Following on from our recent article Notes on a (Phone Hacking) Scandal: an online series, we have analysed the online impact of the News of the World scandal looking at the impact on online search behaviour and Twitter using Google Trends and Topsy Analytics. See our Footnotes: Methodology for more information on how we applied these tools to this ongoing saga.
Figures 1 and 2 feature the “buzz” around the main story
Figures 3 and 4 feature the “buzz” around the main protagonists
Figure 1: The Impact of the ‘Searched’ Story (Google Trends, 18.07.11)
- The search term “News of the World” is the most searched term in relation to this story. “News Corp” and “News International” each account for only 5% of the search volume.
- “News of the World” has weekly peaks in traffic on the 26th of June and the 3rd of July (coinciding with weekly issues of the newspaper) but from the 4th of July there has been a steady rise in search ‘interest’
- Search traffic rises sharply on two occasions between the 4th and 10th of July
- Peaks appear to coincide with this story unfolding through traditional media
Figure 2: Twitter Impact of the Story (Topsy Analytics, 18.07.11)
- “News of the World” attracts between 80,000 and 100,000 twitter mentions during the peaks in activity on Twitter: 7th and 12th of July.
- The “News of the World” graph appears largely the same shape as the “search” graph in Figure 1, albeit the timing of the peaks are out-of-sync
- “News international” appears to have a similar shaped buzz graph to “News of the World” on Twitter (and ‘in-touch’ in terms of volume mentions) this is not reflected in Google Trends
Figure 3: Impact in terms of ‘Searched’ Protagonists (Google Trends, 18.07.11)
- “Rebekah Brooks” is searched in similar volumes to “Rupert Murdoch”

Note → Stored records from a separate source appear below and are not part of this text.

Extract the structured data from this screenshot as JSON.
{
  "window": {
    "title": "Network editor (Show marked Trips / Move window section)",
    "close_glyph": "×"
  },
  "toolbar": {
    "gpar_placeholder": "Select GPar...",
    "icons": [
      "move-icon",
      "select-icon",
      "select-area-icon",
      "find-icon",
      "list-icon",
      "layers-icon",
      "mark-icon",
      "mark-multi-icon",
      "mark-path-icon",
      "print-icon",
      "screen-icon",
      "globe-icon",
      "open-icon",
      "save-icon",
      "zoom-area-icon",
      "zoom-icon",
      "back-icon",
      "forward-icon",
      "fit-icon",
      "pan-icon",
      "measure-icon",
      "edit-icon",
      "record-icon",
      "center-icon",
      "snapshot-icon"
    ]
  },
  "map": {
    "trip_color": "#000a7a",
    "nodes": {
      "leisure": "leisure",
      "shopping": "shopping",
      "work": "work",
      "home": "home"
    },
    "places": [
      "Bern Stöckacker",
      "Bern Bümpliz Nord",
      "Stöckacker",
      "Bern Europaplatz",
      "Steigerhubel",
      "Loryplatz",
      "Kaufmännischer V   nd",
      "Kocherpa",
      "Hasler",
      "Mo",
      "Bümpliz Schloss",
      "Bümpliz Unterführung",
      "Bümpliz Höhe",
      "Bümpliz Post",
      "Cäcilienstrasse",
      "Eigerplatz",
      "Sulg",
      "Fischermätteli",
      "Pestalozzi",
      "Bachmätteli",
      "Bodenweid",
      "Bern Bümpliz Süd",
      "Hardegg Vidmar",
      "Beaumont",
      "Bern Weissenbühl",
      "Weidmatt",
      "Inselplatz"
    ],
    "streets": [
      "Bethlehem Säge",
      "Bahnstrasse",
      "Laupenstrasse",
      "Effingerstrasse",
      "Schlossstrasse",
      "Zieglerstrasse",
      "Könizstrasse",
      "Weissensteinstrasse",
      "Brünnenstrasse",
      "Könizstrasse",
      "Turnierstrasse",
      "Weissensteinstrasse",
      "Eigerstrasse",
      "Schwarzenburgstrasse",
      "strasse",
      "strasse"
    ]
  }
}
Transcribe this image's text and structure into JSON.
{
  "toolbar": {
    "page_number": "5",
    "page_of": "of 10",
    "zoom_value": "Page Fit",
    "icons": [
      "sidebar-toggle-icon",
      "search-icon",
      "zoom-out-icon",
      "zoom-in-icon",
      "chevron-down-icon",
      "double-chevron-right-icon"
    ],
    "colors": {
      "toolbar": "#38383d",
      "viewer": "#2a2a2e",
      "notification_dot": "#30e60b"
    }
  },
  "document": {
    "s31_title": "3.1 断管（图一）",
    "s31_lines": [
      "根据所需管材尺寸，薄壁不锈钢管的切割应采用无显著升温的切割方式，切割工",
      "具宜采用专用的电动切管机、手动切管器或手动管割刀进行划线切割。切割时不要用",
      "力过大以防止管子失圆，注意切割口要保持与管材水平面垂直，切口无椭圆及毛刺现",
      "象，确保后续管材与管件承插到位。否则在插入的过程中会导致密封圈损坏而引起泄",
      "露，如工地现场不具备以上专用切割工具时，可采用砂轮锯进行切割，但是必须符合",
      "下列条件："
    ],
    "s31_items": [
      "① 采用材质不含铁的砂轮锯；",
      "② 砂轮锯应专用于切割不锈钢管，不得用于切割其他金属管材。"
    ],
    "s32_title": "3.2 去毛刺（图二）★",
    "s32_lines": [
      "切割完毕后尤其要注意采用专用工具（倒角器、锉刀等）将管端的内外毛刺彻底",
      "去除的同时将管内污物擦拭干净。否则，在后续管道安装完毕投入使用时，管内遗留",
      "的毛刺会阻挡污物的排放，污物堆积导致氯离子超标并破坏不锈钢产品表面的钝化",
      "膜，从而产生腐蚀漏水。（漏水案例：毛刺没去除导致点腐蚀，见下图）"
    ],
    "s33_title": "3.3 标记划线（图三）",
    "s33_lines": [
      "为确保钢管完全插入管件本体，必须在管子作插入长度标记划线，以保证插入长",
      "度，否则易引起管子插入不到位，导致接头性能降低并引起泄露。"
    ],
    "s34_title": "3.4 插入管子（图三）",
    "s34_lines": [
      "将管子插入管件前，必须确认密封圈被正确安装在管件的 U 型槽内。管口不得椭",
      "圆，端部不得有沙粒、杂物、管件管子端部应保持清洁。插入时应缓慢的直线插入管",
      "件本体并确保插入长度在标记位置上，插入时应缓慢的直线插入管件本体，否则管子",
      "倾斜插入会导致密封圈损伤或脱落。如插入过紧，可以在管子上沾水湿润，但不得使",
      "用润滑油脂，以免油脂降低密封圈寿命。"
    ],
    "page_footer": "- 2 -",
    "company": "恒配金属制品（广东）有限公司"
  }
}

- Whereas “Rupert Murdoch” has a “search” graph steadily increasingly over time, “Rebekah Brooks” has a graph that is more erratic in nature, with large peaks and troughs.
- “James Murdoch” has a steady level of search interest but “Andy Coulson” is searched almost exclusively between the 6th and 8th of July.
- “James Murdoch” and “Andy Coulson” attract a smaller proportion of searches (15% and 5% of the search volume of “Rupert Murdoch” or “Rebekah Brooks”, respectively).
- From a search perspective “Rupert Murdoch” and “Rebekah Brooks” appear to be of more interest to those searching this story.
Figure 4 – Twitter Impact of the Protagonists (Topsy Analytics, 18.07.11)
- There is more interest for “Rebekah Brooks” than for Rupert Murdoch on Twitter (a difference not seen in Google Trends results).
- “Andy Coulson” also appears more pronounced on Twitter than in Google Trends, achieving similar levels of tweets as Rupert Murdoch around the 7th of July
- We notice that Twitter interest for all protagonists appears to be falling on the 18th July (at time of writing).
When in the eye of a media storm, media monitoring tools help us get above the clouds.
- There appears to be a connection between online interest in this story and the events as they unfold through traditional media
- Media monitoring tools such as Google Trends and Topsy Analytics provide comparable “buzz graphs” (peaks and troughs) for the main story and the main protagonists.
- The results indicate the changing focus of the story as it unfolds; from 4th July the story increasingly centres around Rupert Murdoch but also involves other protagonists at key times.
- “Rebekah Brooks” and “Andy Coulson” in particular have very high levels of buzz (search interest and Twitter mentions) at key times.
- There is some difference in the impact between search interest and twitter mentions; “Rebekah Brooks”, “News International” and “Andy Coulson” all appear to have more interest on Twitter relative to Google Trends.
- A closer view of the events influencing the peaks across both platforms is required (and is the basis of the next post in this series).
Stay tuned for the next instalment of Notes on a Scandal which will look at the Events which influence the buzz – as the story plays out on Search and Twitter.
We look forward to your comments.
Alan, Jim and Vincent
(a) We have applied both tools to this scandal through creating a graph involving the main story search term “news of the world” and incorporating other relevant benchmarks. We have then compared the main protagonists in this story in terms of searches made and mentions on Twitter. We set Google Trends to provide a view over 30 days (although you can set the time period longer if needed). Topsy Analytics was set to provide results over a two-week period.
(b) Google Trends is a useful tool in understanding what internet users are searching on over a period of time. The results are based on a sample of searches rather than all searches which means it lends itself to high volume traffic. Although Google point out that it might be unwise to base your PhD on the results from Google Trends, we think it offers valuable insight all the same.
(c) Topsy Analytics provides a high level view of the number of mentions on Twitter for a search term. We inserted three search terms to get a comparative view of the results.